In Sanders a police officer was tipped by a reliable informant that the defendant would arrive at the local airport on a specified flight later that day with a green suitcase containing marijuana. The officer went to the airport where he observed the defendant place a green suitcase in a taxicab. Shortly thereafter, the taxicab was stopped and searched. Once again the government had probable cause to believe the bag contained marijuana and to search the bag before it was placed in the taxi, so the court held the warrantless search unlawful. In his concurring opinion, Chief Justice Burger explained the Court's rationale:
Because the police officers had probable cause to believe that respondent's green suitcase contained marihuana before it was placed in the trunk of a taxicab, their duty to obtain a search warrant before opening it is clear under [Chadwick ]....

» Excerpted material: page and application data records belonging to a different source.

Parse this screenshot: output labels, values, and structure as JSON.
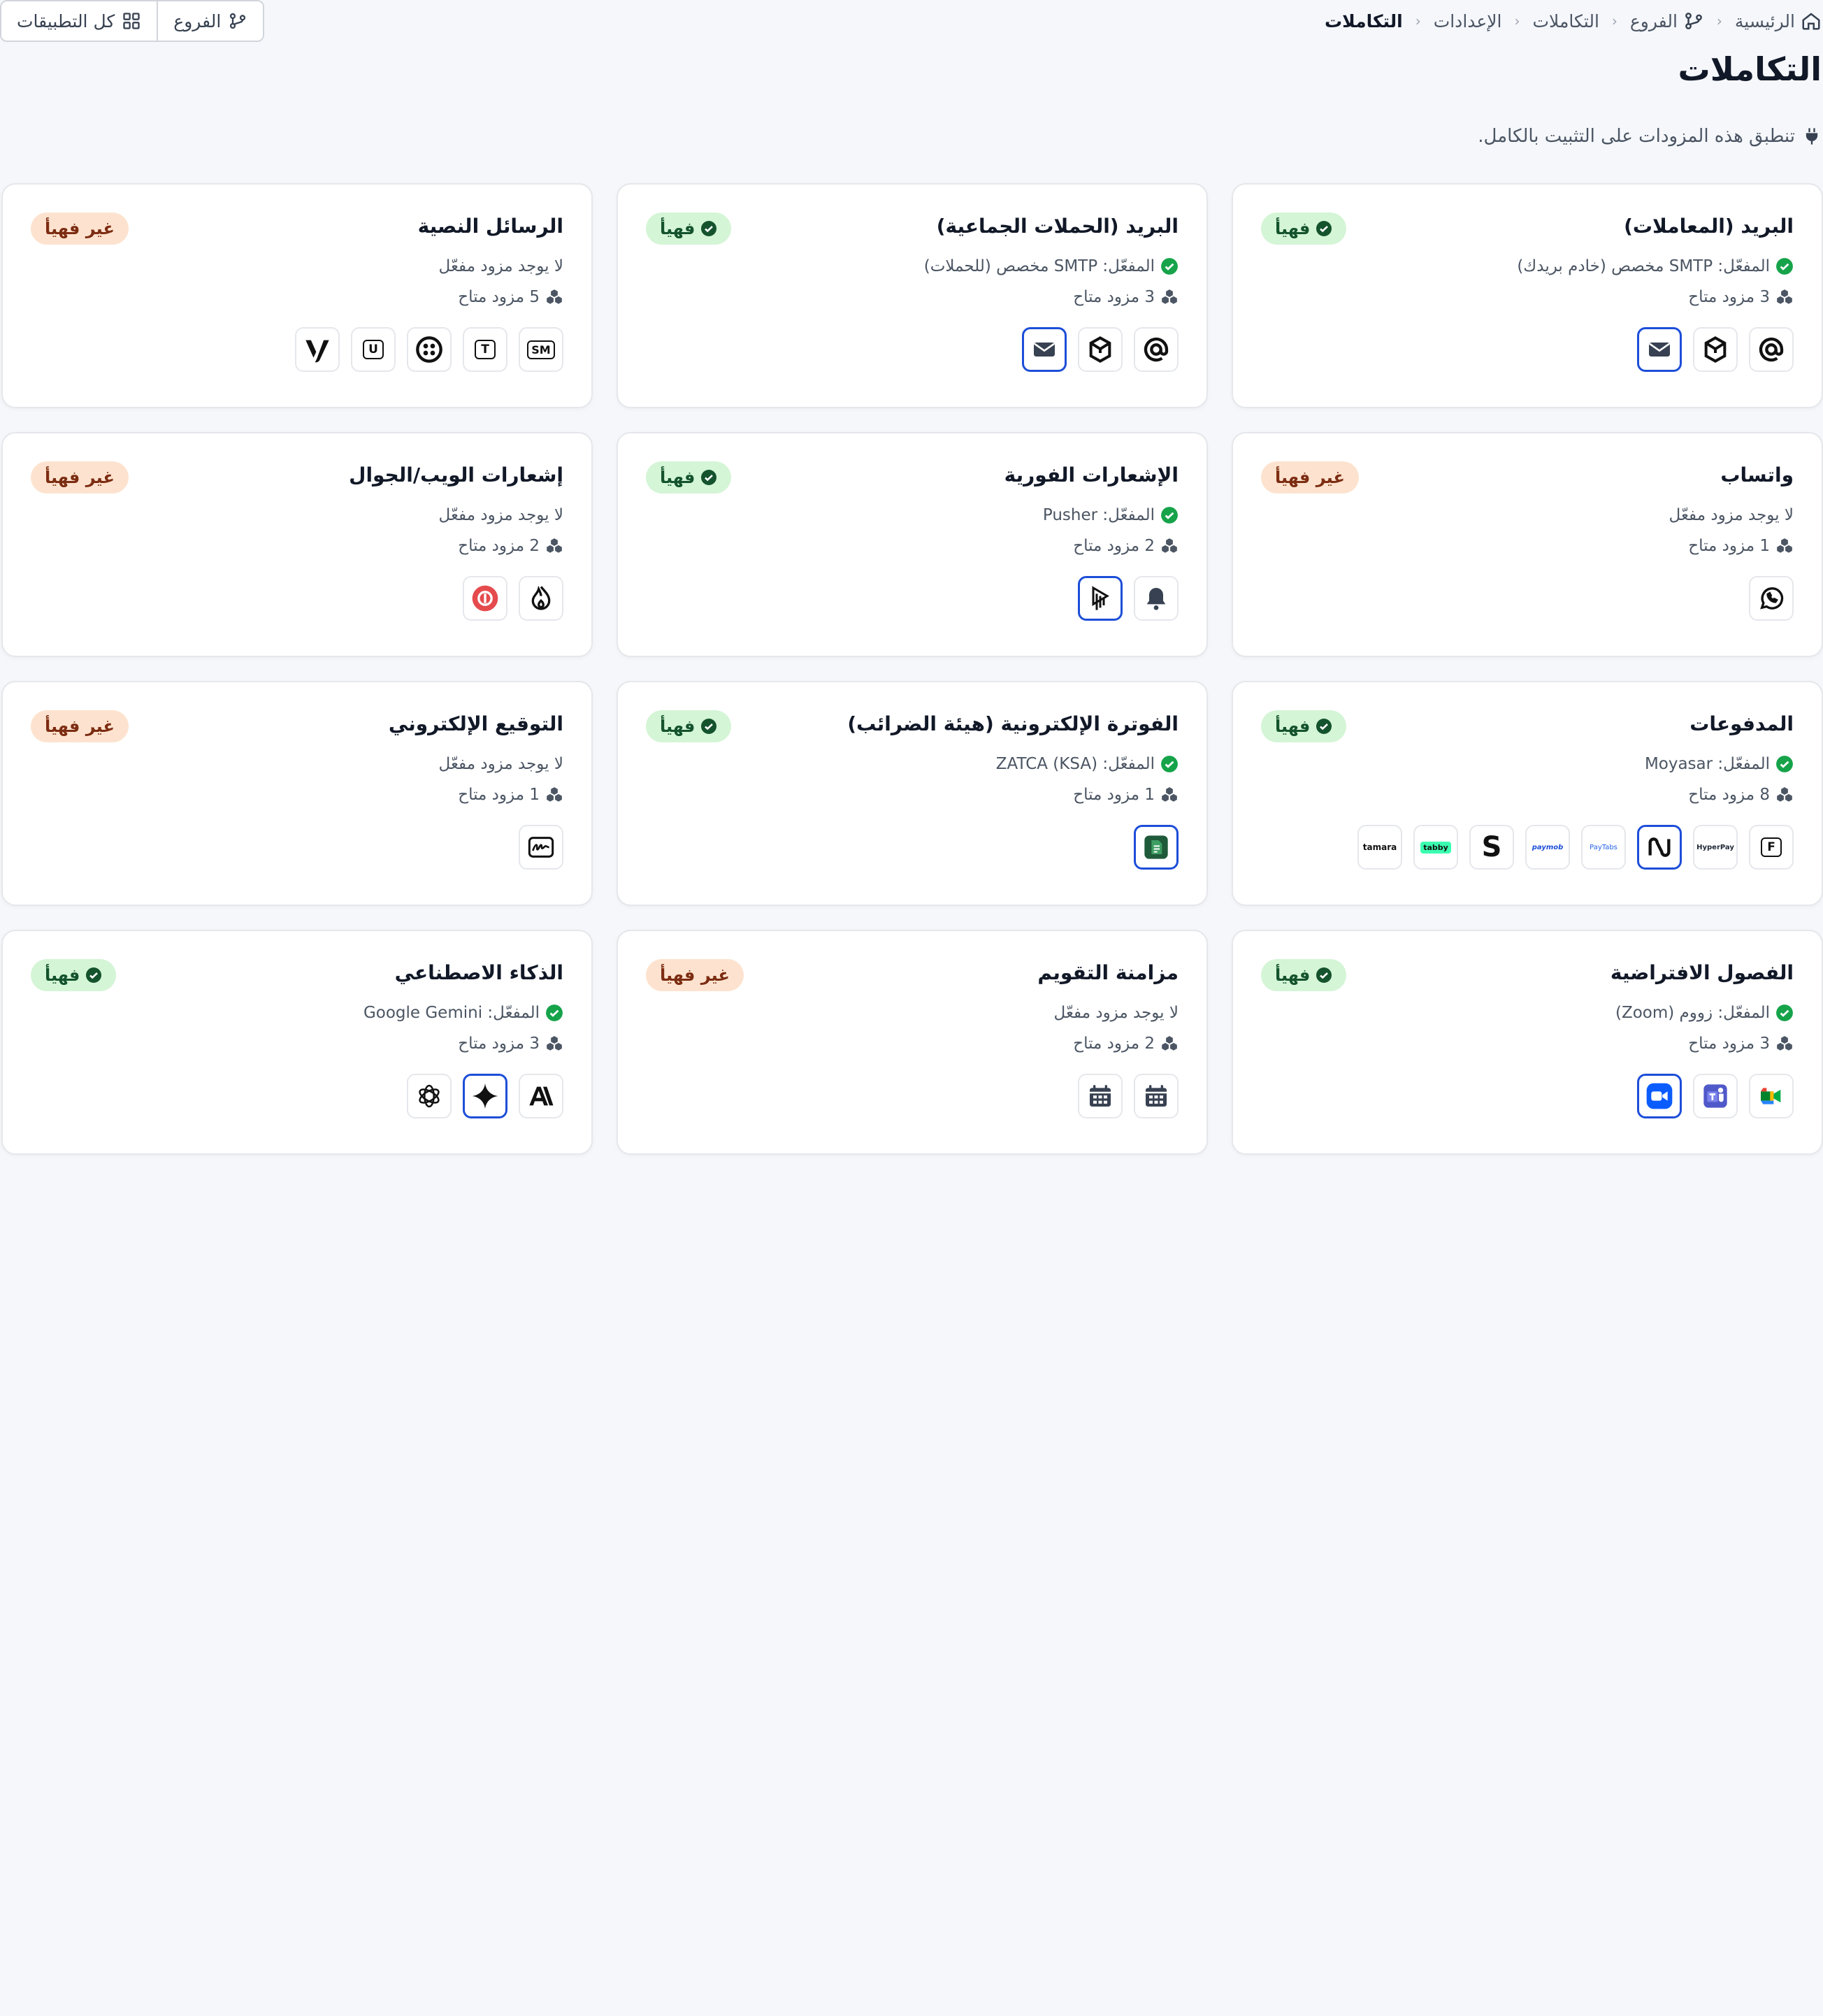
{
  "breadcrumb": {
    "items": [
      "الرئيسية",
      "الفروع",
      "التكاملات",
      "الإعدادات",
      "التكاملات"
    ]
  },
  "toolbar": {
    "all_apps_label": "كل التطبيقات",
    "branches_label": "الفروع"
  },
  "page": {
    "title": "التكاملات",
    "subtitle": "تنطبق هذه المزودات على التثبيت بالكامل."
  },
  "colors": {
    "ok_bg": "#d4f5d6",
    "no_bg": "#fde3cf",
    "active_border": "#1d4ed8",
    "check_green": "#16a34a"
  },
  "cards": [
    {
      "title": "البريد (المعاملات)",
      "status": "ok",
      "badge": "فهيأ",
      "line1": "المفعّل: SMTP مخصص (خادم بريدك)",
      "line1_icon": "check-circle-icon",
      "line2": "3 مزود متاح",
      "providers": [
        {
          "icon": "at-sign-icon"
        },
        {
          "icon": "mailbox-icon"
        },
        {
          "icon": "envelope-icon",
          "active": true
        }
      ]
    },
    {
      "title": "البريد (الحملات الجماعية)",
      "status": "ok",
      "badge": "فهيأ",
      "line1": "المفعّل: SMTP مخصص (للحملات)",
      "line1_icon": "check-circle-icon",
      "line2": "3 مزود متاح",
      "providers": [
        {
          "icon": "at-sign-icon"
        },
        {
          "icon": "mailbox-icon"
        },
        {
          "icon": "envelope-icon",
          "active": true
        }
      ]
    },
    {
      "title": "الرسائل النصية",
      "status": "no",
      "badge": "غير فهيأ",
      "line1": "لا يوجد مزود مفعّل",
      "line1_icon": "",
      "line2": "5 مزود متاح",
      "providers": [
        {
          "icon": "sm-logo-icon",
          "text": "SM"
        },
        {
          "icon": "t-logo-icon",
          "text": "T"
        },
        {
          "icon": "twilio-icon"
        },
        {
          "icon": "u-logo-icon",
          "text": "U"
        },
        {
          "icon": "vonage-icon"
        }
      ]
    },
    {
      "title": "واتساب",
      "status": "no",
      "badge": "غير فهيأ",
      "line1": "لا يوجد مزود مفعّل",
      "line1_icon": "",
      "line2": "1 مزود متاح",
      "providers": [
        {
          "icon": "whatsapp-icon"
        }
      ]
    },
    {
      "title": "الإشعارات الفورية",
      "status": "ok",
      "badge": "فهيأ",
      "line1": "المفعّل: Pusher",
      "line1_icon": "check-circle-icon",
      "line2": "2 مزود متاح",
      "providers": [
        {
          "icon": "bell-icon"
        },
        {
          "icon": "pusher-icon",
          "active": true
        }
      ]
    },
    {
      "title": "إشعارات الويب/الجوال",
      "status": "no",
      "badge": "غير فهيأ",
      "line1": "لا يوجد مزود مفعّل",
      "line1_icon": "",
      "line2": "2 مزود متاح",
      "providers": [
        {
          "icon": "flame-icon"
        },
        {
          "icon": "onesignal-icon"
        }
      ]
    },
    {
      "title": "المدفوعات",
      "status": "ok",
      "badge": "فهيأ",
      "line1": "المفعّل: Moyasar",
      "line1_icon": "check-circle-icon",
      "line2": "8 مزود متاح",
      "providers": [
        {
          "icon": "f-logo-icon",
          "text": "F"
        },
        {
          "icon": "hyperpay-icon",
          "text": "HyperPay"
        },
        {
          "icon": "moyasar-icon",
          "active": true
        },
        {
          "icon": "paytabs-icon",
          "text": "PayTabs"
        },
        {
          "icon": "paymob-icon",
          "text": "paymob"
        },
        {
          "icon": "stripe-icon",
          "text": "S"
        },
        {
          "icon": "tabby-icon",
          "text": "tabby"
        },
        {
          "icon": "tamara-icon",
          "text": "tamara"
        }
      ]
    },
    {
      "title": "الفوترة الإلكترونية (هيئة الضرائب)",
      "status": "ok",
      "badge": "فهيأ",
      "line1": "المفعّل: ZATCA (KSA)",
      "line1_icon": "check-circle-icon",
      "line2": "1 مزود متاح",
      "providers": [
        {
          "icon": "zatca-icon",
          "active": true
        }
      ]
    },
    {
      "title": "التوقيع الإلكتروني",
      "status": "no",
      "badge": "غير فهيأ",
      "line1": "لا يوجد مزود مفعّل",
      "line1_icon": "",
      "line2": "1 مزود متاح",
      "providers": [
        {
          "icon": "signature-icon"
        }
      ]
    },
    {
      "title": "الفصول الافتراضية",
      "status": "ok",
      "badge": "فهيأ",
      "line1": "المفعّل: زووم (Zoom)",
      "line1_icon": "check-circle-icon",
      "line2": "3 مزود متاح",
      "providers": [
        {
          "icon": "google-meet-icon"
        },
        {
          "icon": "ms-teams-icon"
        },
        {
          "icon": "zoom-icon",
          "active": true
        }
      ]
    },
    {
      "title": "مزامنة التقويم",
      "status": "no",
      "badge": "غير فهيأ",
      "line1": "لا يوجد مزود مفعّل",
      "line1_icon": "",
      "line2": "2 مزود متاح",
      "providers": [
        {
          "icon": "calendar-icon"
        },
        {
          "icon": "calendar-icon"
        }
      ]
    },
    {
      "title": "الذكاء الاصطناعي",
      "status": "ok",
      "badge": "فهيأ",
      "line1": "المفعّل: Google Gemini",
      "line1_icon": "check-circle-icon",
      "line2": "3 مزود متاح",
      "providers": [
        {
          "icon": "anthropic-icon"
        },
        {
          "icon": "gemini-icon",
          "active": true
        },
        {
          "icon": "openai-icon"
        }
      ]
    }
  ]
}
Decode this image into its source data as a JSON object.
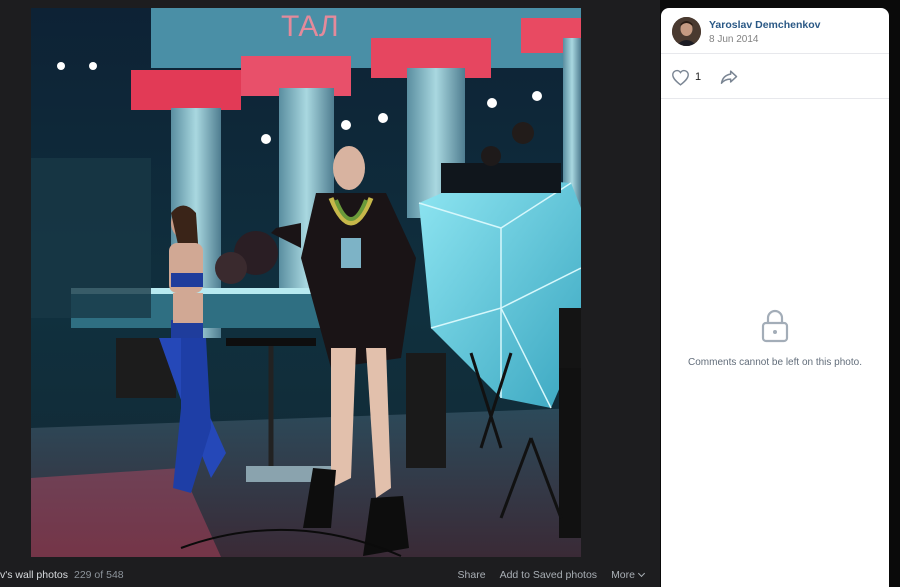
{
  "album": {
    "title": "v's wall photos",
    "counter": "229 of 548"
  },
  "photo_actions": {
    "share_label": "Share",
    "save_label": "Add to Saved photos",
    "more_label": "More"
  },
  "author": {
    "name": "Yaroslav Demchenkov",
    "date": "8 Jun 2014"
  },
  "reactions": {
    "like_count": "1"
  },
  "comments": {
    "closed_message": "Comments cannot be left on this photo."
  },
  "icons": {
    "like": "heart-icon",
    "share": "share-arrow-icon",
    "lock": "lock-icon",
    "more": "chevron-down-icon"
  },
  "colors": {
    "link": "#2a5885",
    "viewer_bg": "#1d1d1f",
    "secondary_text": "#828282"
  }
}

Here, as in Chadwick, it was the luggage being transported by respondent at the time of the arrest, not the automobile in which it was being carried, that was the suspected locus of the contraband. The relationship between the automobile and the contraband was purely coincidental, as in Chadwick. The fact that the suitcase was resting in the trunk of the automobile at the "time of respondent's arrest does not turn this into an automobile" exception case. The Court need say no more.
Sanders, 442 U.S. at 766-67, 99 S.Ct. at 2594-95.
Here, although the government agents had probable cause to believe narcotics were in the Blazer, they had no reason to know the exact location. Although the informant told Ridings that he saw cocaine in the Blazer and the motel room, he failed to specify exactly where it was or what it was in. Furthermore, Dixon had observed Reyes loading his belongings into the van, but he had no way of knowing whether the cocaine was already in the vehicle or in the bags being carried out. The fact that he observed Reyes check out of the motel and eventually leave its physical surroundings allowed him reasonably to conclude that the cocaine was in the Blazer. But that was the extent of his knowledge. Therefore, probable cause extended to the entire vehicle and its contents including the cocaine-filled nylon bag.
The present case fits squarely within the Ross holding that "[i]f probable cause justifies the search of a lawfully stopped vehicle, it justifies the search of every part of the vehicle and its contents that may conceal the object of the search." Ross, 456 U.S. at 825, 102 S.Ct. at 2173.
The defendant's conviction is